ACTION ITEM >> The records below are to be set down again exactly, with the pictures left out.

(Dataset excerpts)
::::

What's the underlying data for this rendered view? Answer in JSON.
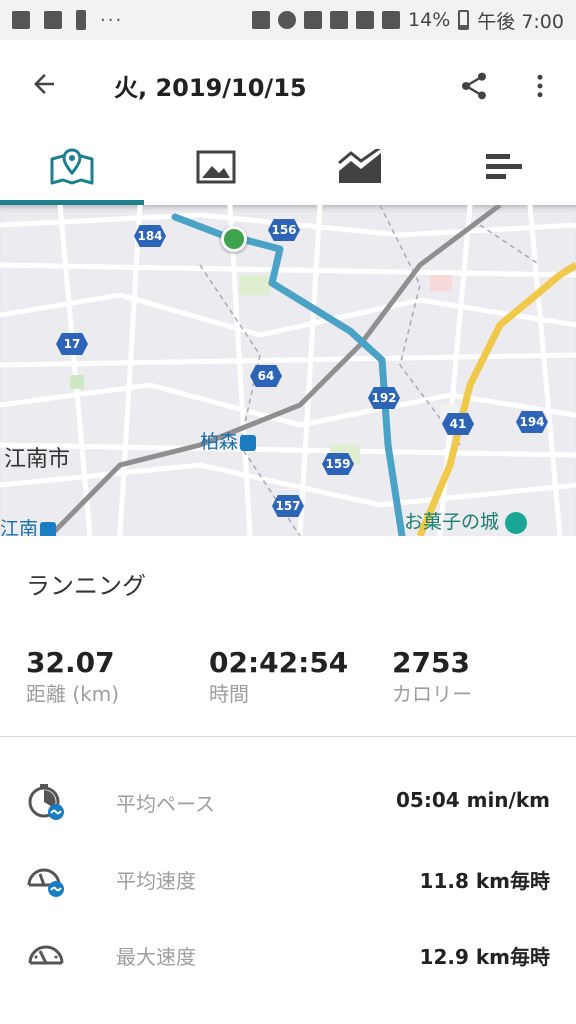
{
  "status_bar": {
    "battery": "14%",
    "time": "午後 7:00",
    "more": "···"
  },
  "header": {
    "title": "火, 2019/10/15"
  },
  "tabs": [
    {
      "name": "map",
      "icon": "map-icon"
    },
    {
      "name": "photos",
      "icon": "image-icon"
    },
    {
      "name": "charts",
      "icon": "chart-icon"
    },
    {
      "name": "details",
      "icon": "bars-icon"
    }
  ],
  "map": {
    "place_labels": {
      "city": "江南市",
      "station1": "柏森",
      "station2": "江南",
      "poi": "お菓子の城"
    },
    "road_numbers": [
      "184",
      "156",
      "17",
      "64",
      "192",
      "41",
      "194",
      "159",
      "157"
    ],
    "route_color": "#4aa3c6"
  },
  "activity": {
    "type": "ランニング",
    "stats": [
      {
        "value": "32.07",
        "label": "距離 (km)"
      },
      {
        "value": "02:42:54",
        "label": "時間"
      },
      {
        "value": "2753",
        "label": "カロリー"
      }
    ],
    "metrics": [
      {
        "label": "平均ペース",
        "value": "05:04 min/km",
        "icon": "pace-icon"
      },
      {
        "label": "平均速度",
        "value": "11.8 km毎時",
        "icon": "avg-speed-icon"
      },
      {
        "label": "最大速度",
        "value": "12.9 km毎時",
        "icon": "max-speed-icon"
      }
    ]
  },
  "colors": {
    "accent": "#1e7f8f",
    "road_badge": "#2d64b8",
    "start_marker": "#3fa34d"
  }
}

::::

TASK RESULT >>
What's the underlying data for this rendered view? Answer in JSON.
{
  "status_bar": {
    "battery": "14%",
    "time": "午後 7:00",
    "more": "···"
  },
  "header": {
    "title": "火, 2019/10/15"
  },
  "tabs": [
    {
      "name": "map",
      "icon": "map-icon"
    },
    {
      "name": "photos",
      "icon": "image-icon"
    },
    {
      "name": "charts",
      "icon": "chart-icon"
    },
    {
      "name": "details",
      "icon": "bars-icon"
    }
  ],
  "map": {
    "place_labels": {
      "city": "江南市",
      "station1": "柏森",
      "station2": "江南",
      "poi": "お菓子の城"
    },
    "road_numbers": [
      "184",
      "156",
      "17",
      "64",
      "192",
      "41",
      "194",
      "159",
      "157"
    ],
    "route_color": "#4aa3c6"
  },
  "activity": {
    "type": "ランニング",
    "stats": [
      {
        "value": "32.07",
        "label": "距離 (km)"
      },
      {
        "value": "02:42:54",
        "label": "時間"
      },
      {
        "value": "2753",
        "label": "カロリー"
      }
    ],
    "metrics": [
      {
        "label": "平均ペース",
        "value": "05:04 min/km",
        "icon": "pace-icon"
      },
      {
        "label": "平均速度",
        "value": "11.8 km毎時",
        "icon": "avg-speed-icon"
      },
      {
        "label": "最大速度",
        "value": "12.9 km毎時",
        "icon": "max-speed-icon"
      }
    ]
  },
  "colors": {
    "accent": "#1e7f8f",
    "road_badge": "#2d64b8",
    "start_marker": "#3fa34d"
  }
}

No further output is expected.